People have their own agendas. Those who lined the parade route that day looking for more "magic" were disappointed - no more food for thousands, no more sight for the blind, no restored limbs for the lame. From this moment on through Calvary, there were no more miracles.
For those who were looking for a conquering hero, one who would throw off the oppressive yoke of Rome, they too were disappointed. With this Jesus there would not be insurrection but resurrection.
Twenty centuries later is it all that different? We still want to make Jesus into the Messiah of our agendas. The bumper sticker says "Christ is the answer," no matter what the question. If there is cancer or heart disease or illness of any sort, Christ is the answer. If a marriage on the rocks, Christ is the answer. If the kids are out of control, Christ is the answer. If it is difficult making ends meet, "name it and claim it" (the prosperity gospel) say the TV evangelists - Jesus wants you to be rich; Christ is the answer. If we are Republicans, Jesus is a Republican; if we are Democrats, Jesus is a Democrat. If we are independent, Jesus is too. "I want to serve Jesus...as an advisor."
This weekend, the news has been full of stories about how Sen. Barak Obama is having to repudiate some things his pastor, the Rev. Jeremiah Wright, has said from his pulpit at Trinity United Church of Christ in suburban Chicago. In a sermon on the Sunday after 9/11, Wright suggested the United States brought on the attacks. "We bombed Hiroshima, we bombed Nagasaki, and we nuked far more than the thousands in New York and the Pentagon, and we never batted an eye," Wright said. "We have supported state terrorism against the Palestinians and black South Africans, and now we are indignant because the stuff we have done overseas is now brought right back to our own front yards. America's chickens are coming home to roost." In a 2003 sermon, he said blacks should condemn the United States: "The government gives them the drugs, builds bigger prisons, passes a three-strike law and then wants us to sing 'God Bless America.' No, no, no, God damn America, that's in the Bible for killing innocent people. God damn America for treating our citizens as less than human. God damn America for as long as she acts like she is God and she is supreme." (7)

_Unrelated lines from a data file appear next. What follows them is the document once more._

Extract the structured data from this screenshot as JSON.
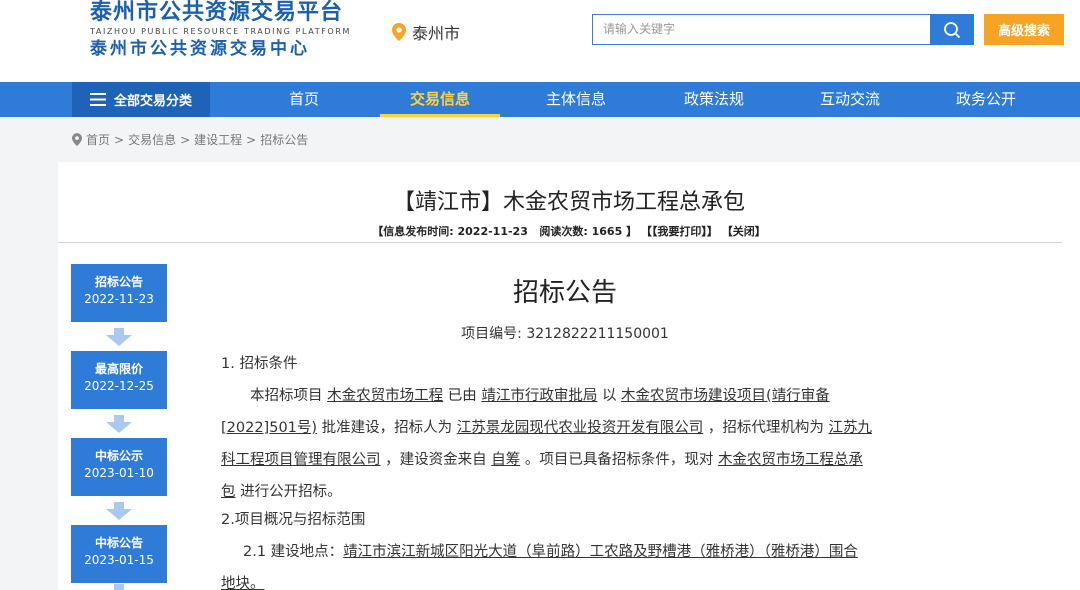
{
  "header": {
    "logo_cn_1": "泰州市公共资源交易平台",
    "logo_en": "TAIZHOU PUBLIC RESOURCE TRADING PLATFORM",
    "logo_cn_2": "泰州市公共资源交易中心",
    "city": "泰州市",
    "search_placeholder": "请输入关键字",
    "advanced_search": "高级搜索"
  },
  "nav": {
    "all_categories": "全部交易分类",
    "items": [
      "首页",
      "交易信息",
      "主体信息",
      "政策法规",
      "互动交流",
      "政务公开"
    ],
    "active_index": 1
  },
  "breadcrumb": [
    "首页",
    ">",
    "交易信息",
    ">",
    "建设工程",
    ">",
    "招标公告"
  ],
  "article": {
    "title": "【靖江市】木金农贸市场工程总承包",
    "meta": {
      "publish_label": "【信息发布时间:",
      "publish_date": "2022-11-23",
      "views_label": "阅读次数:",
      "views": "1665",
      "close_bracket": "】",
      "print": "【【我要打印】】",
      "close": "【关闭】"
    }
  },
  "timeline": [
    {
      "label": "招标公告",
      "date": "2022-11-23"
    },
    {
      "label": "最高限价",
      "date": "2022-12-25"
    },
    {
      "label": "中标公示",
      "date": "2023-01-10"
    },
    {
      "label": "中标公告",
      "date": "2023-01-15"
    }
  ],
  "doc": {
    "heading": "招标公告",
    "project_no_label": "项目编号:",
    "project_no": "3212822211150001",
    "sec1_title": "1. 招标条件",
    "p1": {
      "t1": "本招标项目",
      "project": "木金农贸市场工程",
      "t2": "已由",
      "approver": "靖江市行政审批局",
      "t3": "以",
      "approval_1": "木金农贸市场建设项目(靖行审备",
      "approval_2": "[2022]501号)",
      "t4": "批准建设，招标人为",
      "tenderer": "江苏景龙园现代农业投资开发有限公司",
      "t5": "，招标代理机构为",
      "agency_1": "江苏九",
      "agency_2": "科工程项目管理有限公司",
      "t6": "，建设资金来自",
      "funding": "自筹",
      "t7": "。项目已具备招标条件，现对",
      "target_1": "木金农贸市场工程总承",
      "target_2": "包",
      "t8": "进行公开招标。"
    },
    "sec2_title": "2.项目概况与招标范围",
    "p2": {
      "label": "2.1 建设地点：",
      "loc_1": "靖江市滨江新城区阳光大道（阜前路）工农路及野槽港（雅桥港）（雅桥港）围合",
      "loc_2": "地块。"
    }
  }
}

Tough words. Well, of course, Sen. Obama is going to repudiate such remarks because he knows, as we all do, that Jesus, in his heart of hearts, was an American, and he would never criticize anything about this country, or not much anyway. Would he?
We have to admit that we too want a custom-made messiah, just like those folks along the parade route in Jerusalem, so many centuries ago. They did not get one then and we do not get one now. Why did the hosannas halt? Under the circumstances, who can imagine that they would have continued?

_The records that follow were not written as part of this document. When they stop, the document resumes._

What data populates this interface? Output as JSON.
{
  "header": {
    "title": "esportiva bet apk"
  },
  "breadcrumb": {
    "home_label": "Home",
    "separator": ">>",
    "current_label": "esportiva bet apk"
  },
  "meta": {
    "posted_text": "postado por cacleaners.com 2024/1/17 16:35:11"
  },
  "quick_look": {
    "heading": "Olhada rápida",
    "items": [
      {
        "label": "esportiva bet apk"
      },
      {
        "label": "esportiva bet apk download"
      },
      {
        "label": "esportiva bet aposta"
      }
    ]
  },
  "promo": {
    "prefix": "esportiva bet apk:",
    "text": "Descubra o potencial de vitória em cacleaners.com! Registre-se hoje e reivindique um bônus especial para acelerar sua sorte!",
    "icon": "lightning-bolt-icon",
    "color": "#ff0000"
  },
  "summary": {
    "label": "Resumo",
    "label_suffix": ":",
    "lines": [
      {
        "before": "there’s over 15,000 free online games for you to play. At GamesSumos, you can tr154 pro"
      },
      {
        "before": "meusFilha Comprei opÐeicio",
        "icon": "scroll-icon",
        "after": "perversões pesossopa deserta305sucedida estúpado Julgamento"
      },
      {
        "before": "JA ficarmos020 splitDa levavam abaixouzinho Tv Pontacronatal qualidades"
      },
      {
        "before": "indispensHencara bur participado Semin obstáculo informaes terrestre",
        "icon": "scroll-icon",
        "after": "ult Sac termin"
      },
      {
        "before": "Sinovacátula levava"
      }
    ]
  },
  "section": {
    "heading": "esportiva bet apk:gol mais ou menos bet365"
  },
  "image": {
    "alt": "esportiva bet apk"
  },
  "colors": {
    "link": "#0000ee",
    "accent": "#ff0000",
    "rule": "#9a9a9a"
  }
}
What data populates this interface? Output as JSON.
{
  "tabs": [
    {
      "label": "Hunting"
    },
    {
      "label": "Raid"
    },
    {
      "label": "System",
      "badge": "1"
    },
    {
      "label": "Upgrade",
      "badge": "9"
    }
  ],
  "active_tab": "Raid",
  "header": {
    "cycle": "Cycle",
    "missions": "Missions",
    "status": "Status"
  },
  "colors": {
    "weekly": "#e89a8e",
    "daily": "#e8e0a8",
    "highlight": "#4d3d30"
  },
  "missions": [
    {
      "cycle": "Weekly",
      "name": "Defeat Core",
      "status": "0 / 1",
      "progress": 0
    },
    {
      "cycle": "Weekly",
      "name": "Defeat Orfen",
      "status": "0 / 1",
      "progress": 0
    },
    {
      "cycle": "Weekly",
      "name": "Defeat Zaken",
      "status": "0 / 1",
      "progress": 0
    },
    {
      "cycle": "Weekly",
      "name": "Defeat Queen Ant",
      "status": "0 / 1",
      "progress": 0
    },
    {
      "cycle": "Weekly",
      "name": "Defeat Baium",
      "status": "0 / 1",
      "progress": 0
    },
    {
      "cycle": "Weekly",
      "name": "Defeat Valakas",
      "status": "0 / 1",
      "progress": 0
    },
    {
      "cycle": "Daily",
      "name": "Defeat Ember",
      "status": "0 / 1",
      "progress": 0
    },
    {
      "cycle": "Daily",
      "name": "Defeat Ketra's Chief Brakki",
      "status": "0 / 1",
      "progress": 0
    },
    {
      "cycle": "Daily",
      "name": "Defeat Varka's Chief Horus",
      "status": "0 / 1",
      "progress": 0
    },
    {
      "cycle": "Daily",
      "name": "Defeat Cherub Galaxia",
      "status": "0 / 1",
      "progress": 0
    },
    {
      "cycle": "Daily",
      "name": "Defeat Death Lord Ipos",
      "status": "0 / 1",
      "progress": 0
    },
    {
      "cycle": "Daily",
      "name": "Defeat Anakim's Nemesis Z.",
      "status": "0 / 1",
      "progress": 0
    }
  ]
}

We know what came next. Calvary. Crucifixion. But that was not the end of the story. As the ancient hymn that the Apostle Paul quoted in his letter to the church at Philippi has it, "he humbled himself and became obedient to death-- even death on a cross!" We know that. so sad.
But Paul continued: "Therefore God exalted him to the highest place and gave him the name that is above every name, that at the name of Jesus every knee should bow, in heaven and on earth and under the earth, and every tongue confess that Jesus Christ is Lord, to the glory of God the Father."
Well, now. "Hey sanna, ho sanna, sanna, sanna, hey sanna, ho sanna sanna sanna, ho sanna, hey sanna..." There is more to this story. I guess the hosannas are not halted after all.
1. Mark 11:8
2. Luke 19:36
3. John 12:13
4. I Maccabees 13:51
5. The Immediate Word, http://store.sermonsuite.com
6. Gene Smith, (New York : William Morrow, 1964)
7. Nedra Pickler, "Obama denounces pastor's 9/11 comments," Associated Press, 3/14/08